The company found international success offering customisable charm bracelets and other personalised jewellery though its chain of bricks and mortar retail destinations. But in 2020, as the COVID-19 outbreak forced physical stores to close, Pandora strengthened its omnichannel operations and doubled online sales.
A focus on customer experience included deploying IBM’s Sterling Order Management, increasing supply chain resiliency and safeguarding against disruption across the global value chain.
Pandora leverages IBM Sterling Order Management as the backbone it its omnichannel fulfilment, with Salesforce Commerce Cloud powering its ecommerce. Greater automation across its channels has boosted the jeweller’s sustainability credentials, IBM said, streamlining processes for more efficient delivery.

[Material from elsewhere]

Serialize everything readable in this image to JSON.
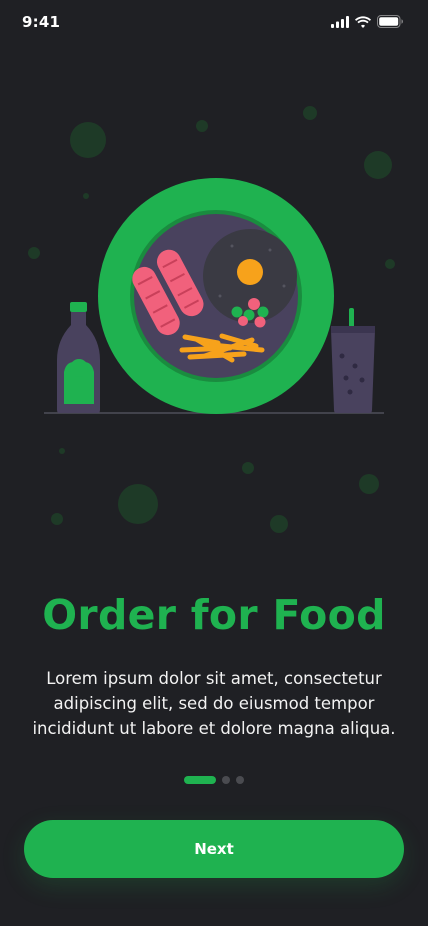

It has also given in-store staff and virtual customer service representatives superior end-to-end visibility to better meet consumer needs.
Jim Cruickshank, VP of Digital Development & Retail Technology, Pandora, said the digital transformation journey has brought “digital and store technology closer together and closer to the customer”, highlighting how important the customer journey remains, even during unprecedented disruption.
"Our mission is about creating a personal experience and we've instituted massive platform changes with IBM Sterling and Salesforce to enable new digital-first capabilities that are much more individualised, localised and connected across channels and markets,” he added.
Pandora’s pivot to digital
The pandemic forced the doors closed at most of Pandora’s 2,700 retail locations. To remain competitive, it pivoted to online retail. Virtual queuing for stores and virtual product trials via augmented reality (AR) technology went someway to emulating the in-store experience and retail theatre that is the brand’s hallmark. Meanwhile digital investments in supply chain efficiency was central to delivering on consumer demand.
“Consumer behaviour has significantly shifted and will continue to evolve with businesses needing to quickly adapt to new preferences and needs,” said Kareem Yusuf, General Manager, AI Applications and Blockchain, IBM. “To address this shift, leading retailers like Pandora rely on innovation to increase their business agility by enabling and scaling sustainable supply chain operations using AI and cloud.”
Yusuf said Pandora’s success was indicative of how to remain competitive by “finding new ways to create differentiated customer experiences that protect their enterprises from disruptions to help mitigate risk and accelerate growth”.